The 49-year-old singer loves the fact his animated band are able to adapt to whatever he is writing or whatever musical direction he is keen to explore and insists it doesn't matter if their songs don't match up with collaborator JAMIE HEWLETT's drawings of band members 2D, Murdoc, Russel and Noodle.
He said: ''I don't think that matters.
Continue reading: Gorillaz Have No Agenda
She hit out at Miley Cyrus, Nicki Minaj, Rihanna and Lady Gaga in an excerpt of her new autobiography in Time Out.
Grace Jones has unleashed a tirade of criticism at all manner of modern pop stars, from Minaj to Miley, by describing them as “middle of the stream” and lamenting the current state of the music industry, in her new autobiography.
‘I’ll Never Write My Memoirs’ is released on September 29th, but as a taster she has published a few excerpts from the new book via Time Out. In one of them, Jones complains that a whole host of pop stars have copied her style but have no “long-term vision”, coming off as unoriginal and therefore easily replaceable.
“Trends come along and people say, ‘follow that trend’,” she writes. “There’s a lot of that around at the moment: 'Be like Sasha Fierce. Be like Miley Cyrus. Be like Rihanna. Be like Lady GaGa. Be like Rita Ora and Sia. Be like Madonna.’ I cannot be like them – except to the extent that they are already being like me.”
Continue reading: Grace Jones Hits Out At Unoriginal Modern Pop Artists
Label retrospectives are not without a degree of risk: it's easy for compilers to fall into the self-indulgent trap of looking after your pet projects, with the line by extension between vanity exercise and faithful cataloguing dangerously a thin one.
The guys at Wall of Sound will probably feel that they're worth it. Twenty years after their first and fondly remembered compilation 'Give 'Em Enough Dope', they're back to celebrate their 21st in business with a two disk, thirty-odd song opus, the idea to map the imprint's evolution from big beat boutique to its later, more cosmopolitan artist roster.
They've got the sense to start with two stone cold killers as well; it's been donkey's years since we heard the Propellerheads' 'Take California' or Royksopp's 'Poor Leno', but we're happy to report that both are still headphone gold. There are also selections from the respective acts at their peak, which is less than can be said, however, for some of the other choices strewn across the first disk. The problem here isn't a lack of the quality in the contributors - we've got stuff from the likes of Zoot Woman, The Bees and Les Rythmes Digitales - but they've all produced better material than that featured here, a point best illustrated via The Bees on the jazzy, underwhelming scat of 'A Minha Menina'.

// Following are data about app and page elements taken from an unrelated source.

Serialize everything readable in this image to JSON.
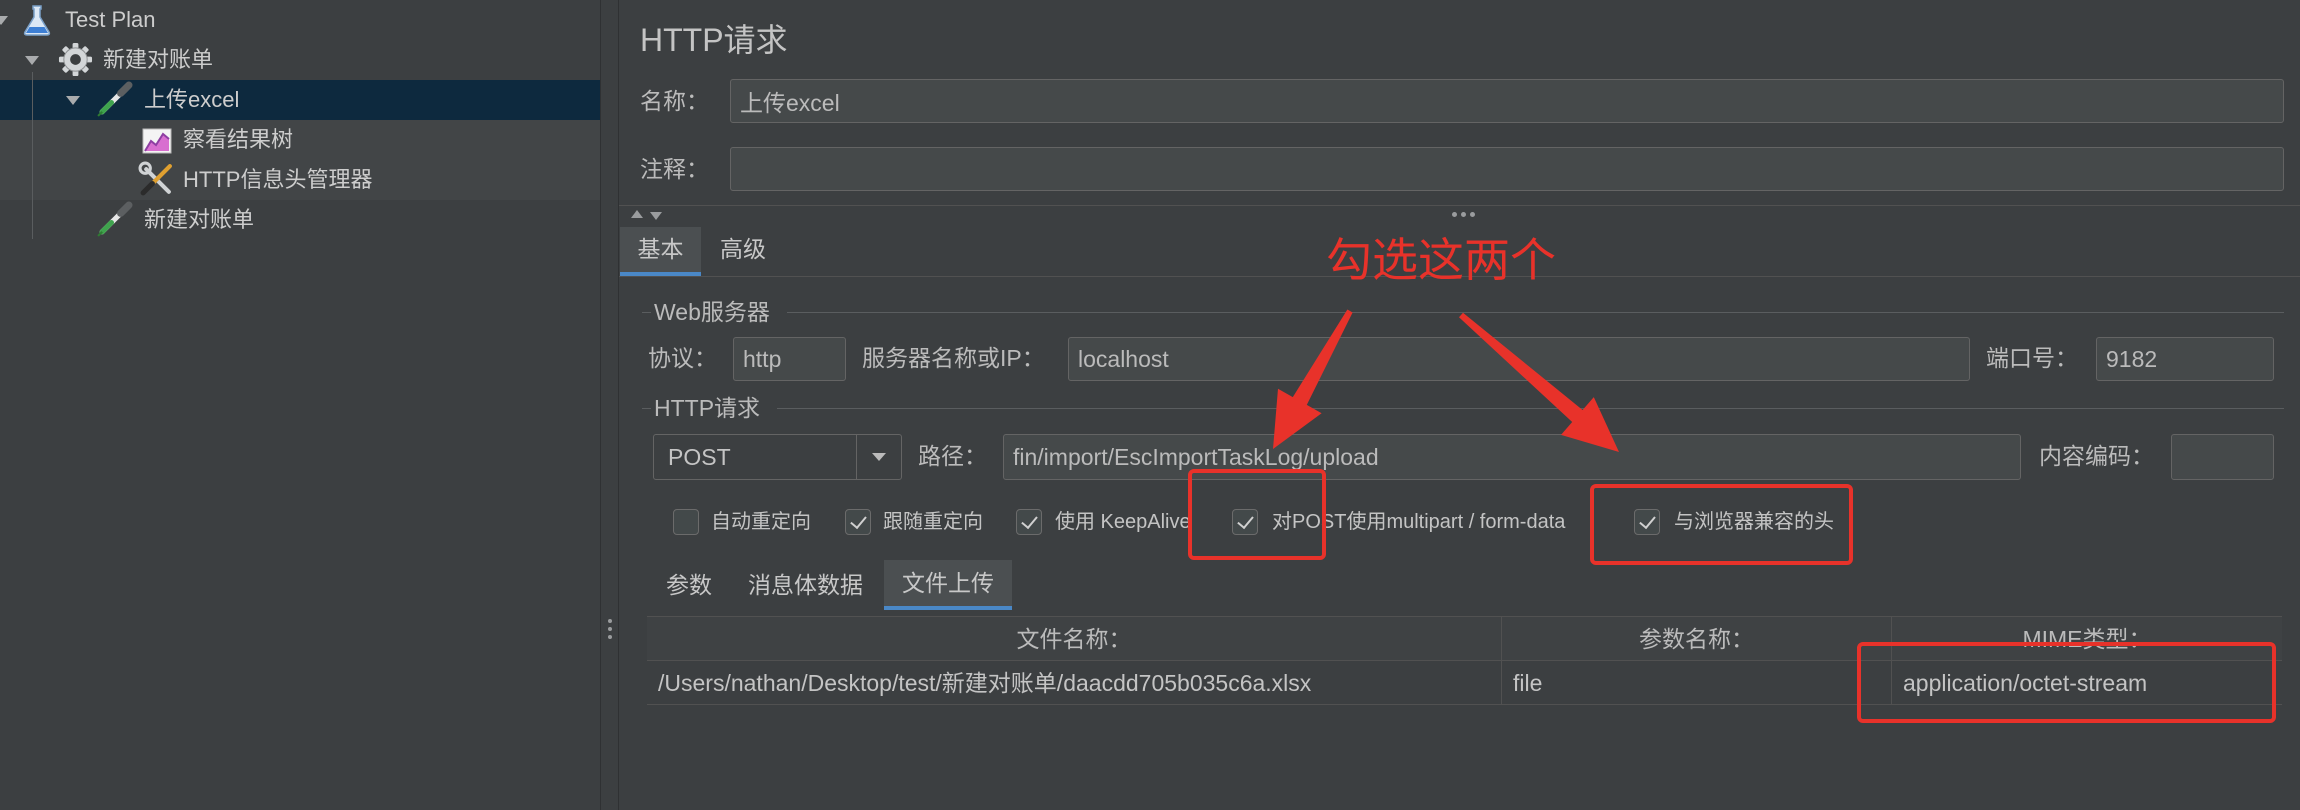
{
  "tree": {
    "items": [
      {
        "label": "Test Plan",
        "icon": "flask-icon",
        "expanded": true,
        "selected": false
      },
      {
        "label": "新建对账单",
        "icon": "gear-icon",
        "expanded": true,
        "selected": false
      },
      {
        "label": "上传excel",
        "icon": "pipette-icon",
        "expanded": true,
        "selected": true
      },
      {
        "label": "察看结果树",
        "icon": "chart-icon",
        "selected": false
      },
      {
        "label": "HTTP信息头管理器",
        "icon": "tools-icon",
        "selected": false
      },
      {
        "label": "新建对账单",
        "icon": "pipette-icon",
        "selected": false
      }
    ]
  },
  "panel": {
    "title": "HTTP请求",
    "name": {
      "label": "名称：",
      "value": "上传excel"
    },
    "comment": {
      "label": "注释：",
      "value": ""
    },
    "tabs": [
      {
        "label": "基本",
        "active": true
      },
      {
        "label": "高级",
        "active": false
      }
    ]
  },
  "web_server": {
    "group_label": "Web服务器",
    "protocol": {
      "label": "协议：",
      "value": "http"
    },
    "server": {
      "label": "服务器名称或IP：",
      "value": "localhost"
    },
    "port": {
      "label": "端口号：",
      "value": "9182"
    }
  },
  "http_request": {
    "group_label": "HTTP请求",
    "method": {
      "value": "POST"
    },
    "path": {
      "label": "路径：",
      "value": "fin/import/EscImportTaskLog/upload"
    },
    "encoding": {
      "label": "内容编码：",
      "value": ""
    },
    "options": [
      {
        "label": "自动重定向",
        "checked": false
      },
      {
        "label": "跟随重定向",
        "checked": true
      },
      {
        "label": "使用 KeepAlive",
        "checked": true
      },
      {
        "label": "对POST使用multipart / form-data",
        "checked": true
      },
      {
        "label": "与浏览器兼容的头",
        "checked": true
      }
    ]
  },
  "sub_tabs": [
    {
      "label": "参数",
      "active": false
    },
    {
      "label": "消息体数据",
      "active": false
    },
    {
      "label": "文件上传",
      "active": true
    }
  ],
  "files_table": {
    "headers": [
      "文件名称：",
      "参数名称：",
      "MIME类型："
    ],
    "rows": [
      [
        "/Users/nathan/Desktop/test/新建对账单/daacdd705b035c6a.xlsx",
        "file",
        "application/octet-stream"
      ]
    ]
  },
  "annotation": {
    "text": "勾选这两个",
    "color": "#e8322a"
  },
  "theme": {
    "background": "#3c3f41",
    "text": "#bbbbbb",
    "accent": "#4a88c7",
    "selection": "#0d293e",
    "field": "#45494a"
  }
}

Grace Jones (Island Life) - I am both, a musician called Lone Taxidermist and a make up artist, so Record store Day seemed like a good way of merging both of my passions. One of the reasons why I love vinyl is because of its true long playing physical format. I decided to listen to each album in full from start to end over and over again until the face was complete. Every time the album finished I would have a glass of wine! But I was getting too drunk especially after Human League!" - London, United Kingdom - Friday 24th April 2015
More acts have been announced for the Wales festival.
All headliners for Wales' Festival No. 6 have now been announced, with Metronomy now heading the bill with Grace Jones and Belle & Sebastian. Further new acts have also been added to the line-up, while many more acts are yet to be announced.
British electronic collective Metronomy head the bill with Jamaican crooner Grace Jones and Glasgow pop group Belle & Sebastian as a host of other new bands are added to the festival line-up. The fourth instalment of this uniquely cultured festival is set to hit Portmeirion from September 3rd to 6th, bringing with it some fine artists such as Catfish & The Bottlemen, Jame Bay, Stornoway and Blossoms to name but a few.
Continue reading: Metronomy Round Off Their Album Tour As Festival No. 6 Headliners
Continue reading: A View To A Kill Review
Date of birth
19th May, 1948